REQUIREMENT: Retype the records in full, and please keep the pictures out of the copy.

━━━ DATA FOR REVIEW

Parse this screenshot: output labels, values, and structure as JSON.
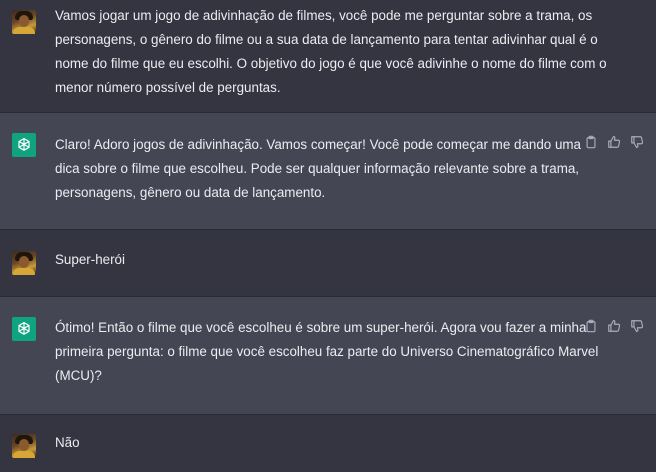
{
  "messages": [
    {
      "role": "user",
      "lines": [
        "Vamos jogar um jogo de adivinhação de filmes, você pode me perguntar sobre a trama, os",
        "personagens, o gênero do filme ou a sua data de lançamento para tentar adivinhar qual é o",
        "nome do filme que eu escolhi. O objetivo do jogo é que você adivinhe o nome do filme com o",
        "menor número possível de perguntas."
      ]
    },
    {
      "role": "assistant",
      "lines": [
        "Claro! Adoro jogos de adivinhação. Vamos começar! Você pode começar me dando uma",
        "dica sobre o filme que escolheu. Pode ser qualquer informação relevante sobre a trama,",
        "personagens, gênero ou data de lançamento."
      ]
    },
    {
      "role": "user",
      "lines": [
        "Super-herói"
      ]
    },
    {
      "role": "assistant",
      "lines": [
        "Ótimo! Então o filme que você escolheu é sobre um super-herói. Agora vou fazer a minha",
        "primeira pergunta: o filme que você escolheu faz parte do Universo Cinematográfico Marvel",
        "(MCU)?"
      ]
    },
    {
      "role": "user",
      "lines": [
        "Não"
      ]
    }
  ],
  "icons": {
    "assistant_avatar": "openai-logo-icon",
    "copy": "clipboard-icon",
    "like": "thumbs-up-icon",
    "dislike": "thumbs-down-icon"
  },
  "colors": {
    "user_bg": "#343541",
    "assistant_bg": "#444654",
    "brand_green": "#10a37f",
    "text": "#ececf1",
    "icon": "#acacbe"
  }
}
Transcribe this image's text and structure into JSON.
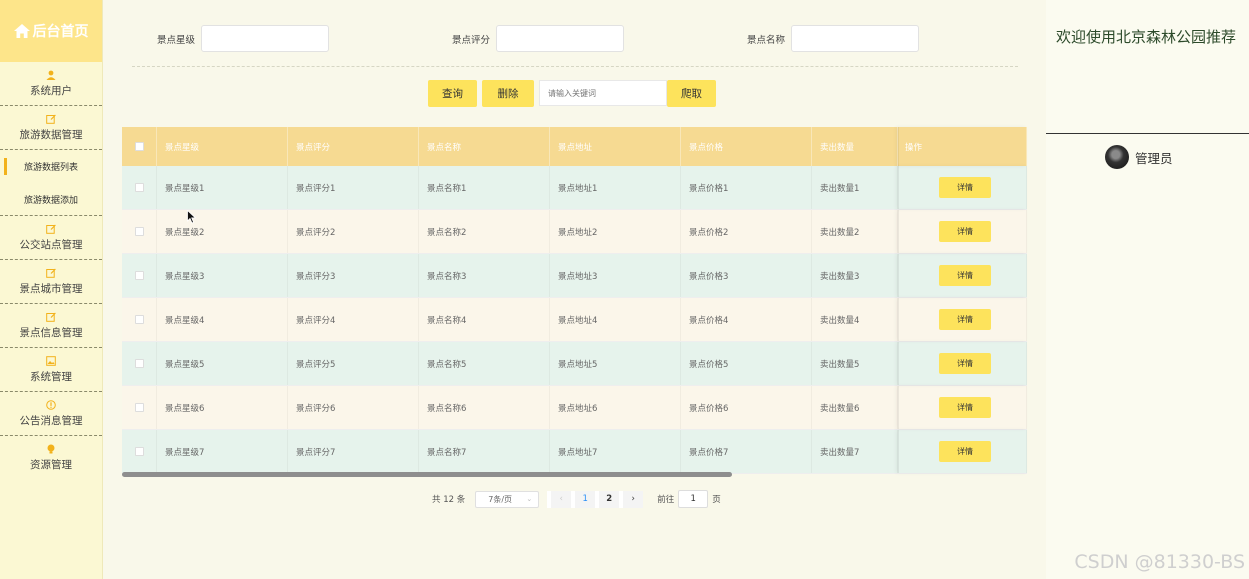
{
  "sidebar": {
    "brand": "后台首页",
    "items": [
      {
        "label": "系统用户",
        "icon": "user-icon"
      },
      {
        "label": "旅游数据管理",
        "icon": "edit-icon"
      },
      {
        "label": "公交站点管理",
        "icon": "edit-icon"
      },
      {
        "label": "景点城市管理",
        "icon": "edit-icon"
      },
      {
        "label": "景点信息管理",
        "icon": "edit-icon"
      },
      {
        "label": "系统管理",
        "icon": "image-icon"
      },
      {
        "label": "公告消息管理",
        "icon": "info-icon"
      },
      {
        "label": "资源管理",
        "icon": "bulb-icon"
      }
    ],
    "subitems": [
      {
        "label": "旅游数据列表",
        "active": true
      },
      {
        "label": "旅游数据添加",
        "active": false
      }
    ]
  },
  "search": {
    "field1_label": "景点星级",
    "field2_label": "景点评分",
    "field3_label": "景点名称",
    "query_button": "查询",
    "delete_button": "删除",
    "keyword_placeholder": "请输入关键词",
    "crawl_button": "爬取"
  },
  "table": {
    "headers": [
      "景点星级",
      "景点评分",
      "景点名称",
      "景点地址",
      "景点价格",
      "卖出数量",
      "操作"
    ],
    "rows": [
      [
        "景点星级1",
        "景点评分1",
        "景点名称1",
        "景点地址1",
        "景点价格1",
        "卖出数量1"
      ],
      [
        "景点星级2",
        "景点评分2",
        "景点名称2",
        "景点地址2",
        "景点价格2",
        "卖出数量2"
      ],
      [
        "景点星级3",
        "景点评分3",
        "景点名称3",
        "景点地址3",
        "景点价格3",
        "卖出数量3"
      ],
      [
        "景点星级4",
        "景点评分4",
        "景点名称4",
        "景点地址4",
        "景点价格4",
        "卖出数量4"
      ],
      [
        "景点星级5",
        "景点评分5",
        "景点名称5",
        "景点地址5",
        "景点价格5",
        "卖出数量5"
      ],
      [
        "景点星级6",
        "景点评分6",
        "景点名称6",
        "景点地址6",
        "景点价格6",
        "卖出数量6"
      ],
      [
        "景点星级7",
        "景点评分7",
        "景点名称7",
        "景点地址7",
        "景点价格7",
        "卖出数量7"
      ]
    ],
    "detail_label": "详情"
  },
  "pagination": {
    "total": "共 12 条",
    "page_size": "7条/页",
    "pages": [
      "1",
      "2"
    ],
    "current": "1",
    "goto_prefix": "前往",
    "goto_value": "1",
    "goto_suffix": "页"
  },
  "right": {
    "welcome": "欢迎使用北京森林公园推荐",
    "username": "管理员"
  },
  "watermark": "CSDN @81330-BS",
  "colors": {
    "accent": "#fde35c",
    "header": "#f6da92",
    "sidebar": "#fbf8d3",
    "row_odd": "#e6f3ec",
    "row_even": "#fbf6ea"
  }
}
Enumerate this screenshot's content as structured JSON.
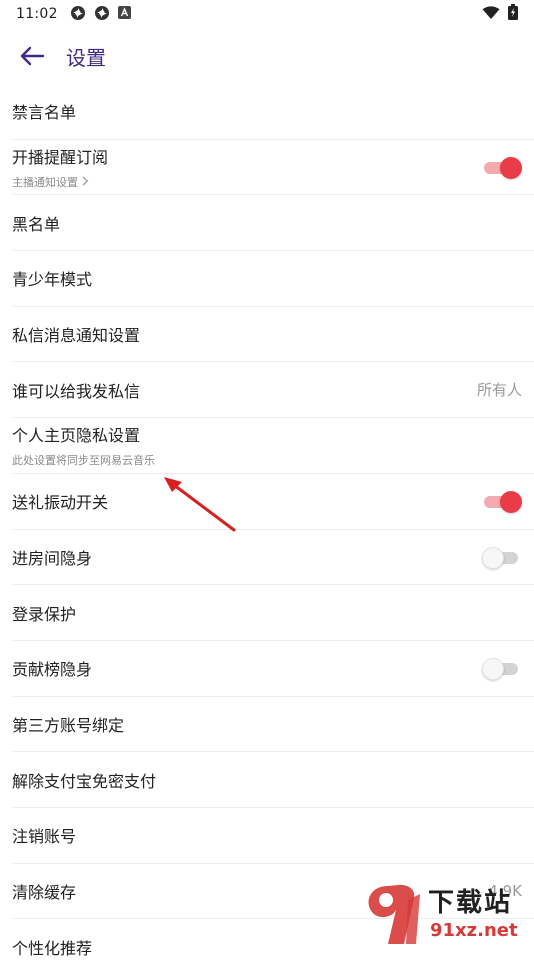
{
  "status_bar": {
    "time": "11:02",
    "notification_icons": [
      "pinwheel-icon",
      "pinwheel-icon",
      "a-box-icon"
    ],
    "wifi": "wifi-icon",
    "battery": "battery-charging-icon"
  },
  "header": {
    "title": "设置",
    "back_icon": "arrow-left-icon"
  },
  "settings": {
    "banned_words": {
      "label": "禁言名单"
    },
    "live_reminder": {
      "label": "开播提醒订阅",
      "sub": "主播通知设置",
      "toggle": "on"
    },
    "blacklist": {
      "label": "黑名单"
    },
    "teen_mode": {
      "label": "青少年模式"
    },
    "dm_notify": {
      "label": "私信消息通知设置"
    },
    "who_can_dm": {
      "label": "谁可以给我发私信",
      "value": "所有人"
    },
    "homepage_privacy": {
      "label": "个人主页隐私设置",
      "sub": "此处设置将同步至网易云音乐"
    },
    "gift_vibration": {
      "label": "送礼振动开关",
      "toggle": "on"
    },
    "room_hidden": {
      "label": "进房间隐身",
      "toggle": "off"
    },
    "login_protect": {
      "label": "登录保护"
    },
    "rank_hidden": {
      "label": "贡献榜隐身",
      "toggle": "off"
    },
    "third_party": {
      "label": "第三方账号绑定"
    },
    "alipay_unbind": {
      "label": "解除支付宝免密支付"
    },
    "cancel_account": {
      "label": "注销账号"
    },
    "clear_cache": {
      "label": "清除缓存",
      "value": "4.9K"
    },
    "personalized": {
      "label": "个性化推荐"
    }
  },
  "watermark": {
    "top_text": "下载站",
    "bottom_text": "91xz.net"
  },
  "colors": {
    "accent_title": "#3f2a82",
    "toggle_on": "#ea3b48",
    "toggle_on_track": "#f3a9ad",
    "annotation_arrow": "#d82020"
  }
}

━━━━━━

YOUR RESPONSE:
Parse this screenshot: output labels, values, and structure as JSON.
{
  "messages": [
    {
      "role": "user",
      "lines": [
        "Vamos jogar um jogo de adivinhação de filmes, você pode me perguntar sobre a trama, os",
        "personagens, o gênero do filme ou a sua data de lançamento para tentar adivinhar qual é o",
        "nome do filme que eu escolhi. O objetivo do jogo é que você adivinhe o nome do filme com o",
        "menor número possível de perguntas."
      ]
    },
    {
      "role": "assistant",
      "lines": [
        "Claro! Adoro jogos de adivinhação. Vamos começar! Você pode começar me dando uma",
        "dica sobre o filme que escolheu. Pode ser qualquer informação relevante sobre a trama,",
        "personagens, gênero ou data de lançamento."
      ]
    },
    {
      "role": "user",
      "lines": [
        "Super-herói"
      ]
    },
    {
      "role": "assistant",
      "lines": [
        "Ótimo! Então o filme que você escolheu é sobre um super-herói. Agora vou fazer a minha",
        "primeira pergunta: o filme que você escolheu faz parte do Universo Cinematográfico Marvel",
        "(MCU)?"
      ]
    },
    {
      "role": "user",
      "lines": [
        "Não"
      ]
    }
  ],
  "icons": {
    "assistant_avatar": "openai-logo-icon",
    "copy": "clipboard-icon",
    "like": "thumbs-up-icon",
    "dislike": "thumbs-down-icon"
  },
  "colors": {
    "user_bg": "#343541",
    "assistant_bg": "#444654",
    "brand_green": "#10a37f",
    "text": "#ececf1",
    "icon": "#acacbe"
  }
}
Transcribe this image's text and structure into JSON.
{
  "sidebar": {
    "brand": "后台首页",
    "items": [
      {
        "label": "系统用户",
        "icon": "user-icon"
      },
      {
        "label": "旅游数据管理",
        "icon": "edit-icon"
      },
      {
        "label": "公交站点管理",
        "icon": "edit-icon"
      },
      {
        "label": "景点城市管理",
        "icon": "edit-icon"
      },
      {
        "label": "景点信息管理",
        "icon": "edit-icon"
      },
      {
        "label": "系统管理",
        "icon": "image-icon"
      },
      {
        "label": "公告消息管理",
        "icon": "info-icon"
      },
      {
        "label": "资源管理",
        "icon": "bulb-icon"
      }
    ],
    "subitems": [
      {
        "label": "旅游数据列表",
        "active": true
      },
      {
        "label": "旅游数据添加",
        "active": false
      }
    ]
  },
  "search": {
    "field1_label": "景点星级",
    "field2_label": "景点评分",
    "field3_label": "景点名称",
    "query_button": "查询",
    "delete_button": "删除",
    "keyword_placeholder": "请输入关键词",
    "crawl_button": "爬取"
  },
  "table": {
    "headers": [
      "景点星级",
      "景点评分",
      "景点名称",
      "景点地址",
      "景点价格",
      "卖出数量",
      "操作"
    ],
    "rows": [
      [
        "景点星级1",
        "景点评分1",
        "景点名称1",
        "景点地址1",
        "景点价格1",
        "卖出数量1"
      ],
      [
        "景点星级2",
        "景点评分2",
        "景点名称2",
        "景点地址2",
        "景点价格2",
        "卖出数量2"
      ],
      [
        "景点星级3",
        "景点评分3",
        "景点名称3",
        "景点地址3",
        "景点价格3",
        "卖出数量3"
      ],
      [
        "景点星级4",
        "景点评分4",
        "景点名称4",
        "景点地址4",
        "景点价格4",
        "卖出数量4"
      ],
      [
        "景点星级5",
        "景点评分5",
        "景点名称5",
        "景点地址5",
        "景点价格5",
        "卖出数量5"
      ],
      [
        "景点星级6",
        "景点评分6",
        "景点名称6",
        "景点地址6",
        "景点价格6",
        "卖出数量6"
      ],
      [
        "景点星级7",
        "景点评分7",
        "景点名称7",
        "景点地址7",
        "景点价格7",
        "卖出数量7"
      ]
    ],
    "detail_label": "详情"
  },
  "pagination": {
    "total": "共 12 条",
    "page_size": "7条/页",
    "pages": [
      "1",
      "2"
    ],
    "current": "1",
    "goto_prefix": "前往",
    "goto_value": "1",
    "goto_suffix": "页"
  },
  "right": {
    "welcome": "欢迎使用北京森林公园推荐",
    "username": "管理员"
  },
  "watermark": "CSDN @81330-BS",
  "colors": {
    "accent": "#fde35c",
    "header": "#f6da92",
    "sidebar": "#fbf8d3",
    "row_odd": "#e6f3ec",
    "row_even": "#fbf6ea"
  }
}
Enumerate this screenshot's content as structured JSON.
{
  "status_bar": {
    "time": "11:02",
    "notification_icons": [
      "pinwheel-icon",
      "pinwheel-icon",
      "a-box-icon"
    ],
    "wifi": "wifi-icon",
    "battery": "battery-charging-icon"
  },
  "header": {
    "title": "设置",
    "back_icon": "arrow-left-icon"
  },
  "settings": {
    "banned_words": {
      "label": "禁言名单"
    },
    "live_reminder": {
      "label": "开播提醒订阅",
      "sub": "主播通知设置",
      "toggle": "on"
    },
    "blacklist": {
      "label": "黑名单"
    },
    "teen_mode": {
      "label": "青少年模式"
    },
    "dm_notify": {
      "label": "私信消息通知设置"
    },
    "who_can_dm": {
      "label": "谁可以给我发私信",
      "value": "所有人"
    },
    "homepage_privacy": {
      "label": "个人主页隐私设置",
      "sub": "此处设置将同步至网易云音乐"
    },
    "gift_vibration": {
      "label": "送礼振动开关",
      "toggle": "on"
    },
    "room_hidden": {
      "label": "进房间隐身",
      "toggle": "off"
    },
    "login_protect": {
      "label": "登录保护"
    },
    "rank_hidden": {
      "label": "贡献榜隐身",
      "toggle": "off"
    },
    "third_party": {
      "label": "第三方账号绑定"
    },
    "alipay_unbind": {
      "label": "解除支付宝免密支付"
    },
    "cancel_account": {
      "label": "注销账号"
    },
    "clear_cache": {
      "label": "清除缓存",
      "value": "4.9K"
    },
    "personalized": {
      "label": "个性化推荐"
    }
  },
  "watermark": {
    "top_text": "下载站",
    "bottom_text": "91xz.net"
  },
  "colors": {
    "accent_title": "#3f2a82",
    "toggle_on": "#ea3b48",
    "toggle_on_track": "#f3a9ad",
    "annotation_arrow": "#d82020"
  }
}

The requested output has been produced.